### PROBLEM DETAILS
Reading the records beneath this task, work out how many lines contain the word "styles" and reply with only that number.

(Data entries)
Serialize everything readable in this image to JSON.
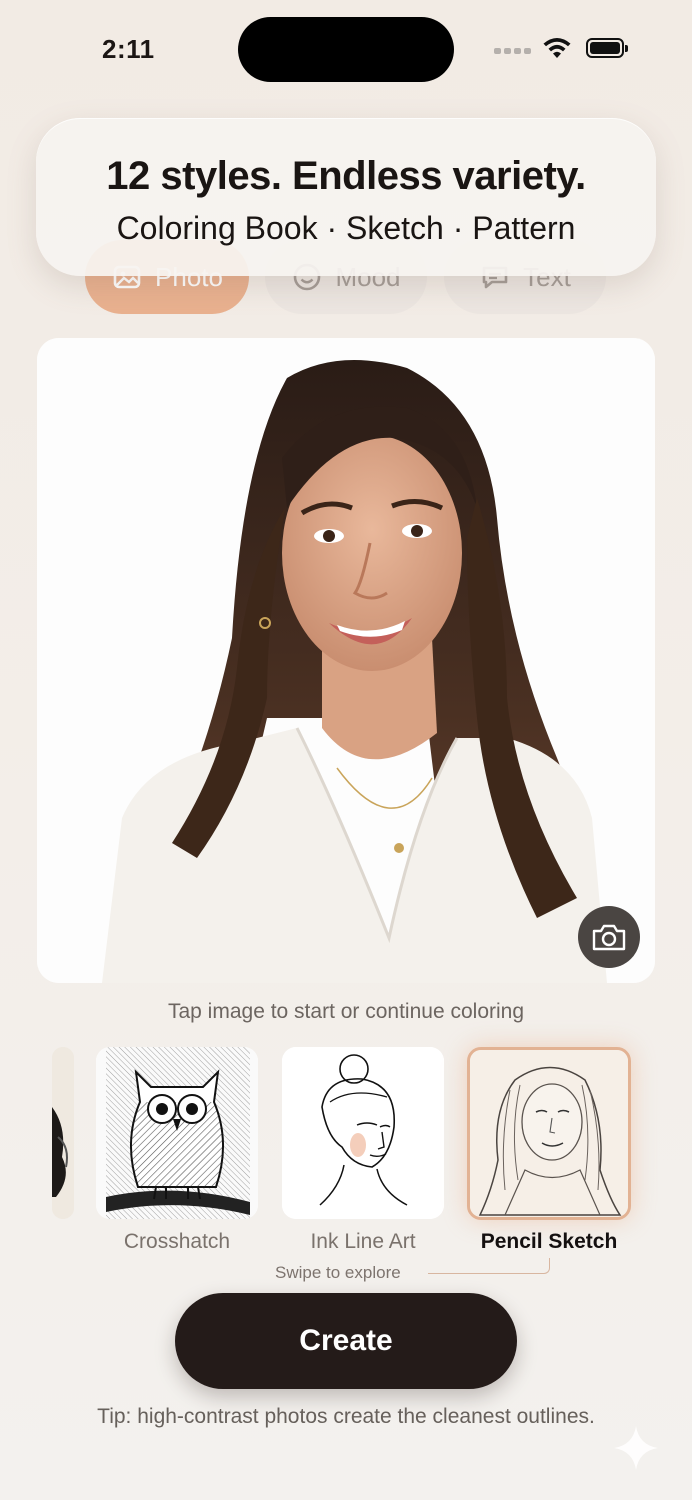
{
  "status_bar": {
    "time": "2:11"
  },
  "banner": {
    "title": "12 styles. Endless variety.",
    "subtitle": "Coloring Book · Sketch · Pattern"
  },
  "tabs": [
    {
      "label": "Photo",
      "icon": "image-icon",
      "active": true
    },
    {
      "label": "Mood",
      "icon": "smiley-icon",
      "active": false
    },
    {
      "label": "Text",
      "icon": "chat-bubble-icon",
      "active": false
    }
  ],
  "photo": {
    "icon": "camera-icon"
  },
  "hint": "Tap image to start or continue coloring",
  "styles": [
    {
      "label": "Crosshatch",
      "selected": false
    },
    {
      "label": "Ink Line Art",
      "selected": false
    },
    {
      "label": "Pencil Sketch",
      "selected": true
    }
  ],
  "swipe_hint": "Swipe to explore",
  "create_button": "Create",
  "tip": "Tip: high-contrast photos create the cleanest outlines.",
  "colors": {
    "accent": "#e9b18f",
    "primary_button": "#241b19",
    "selected_border": "#e2b293"
  }
}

### EXPECTED ANSWER
2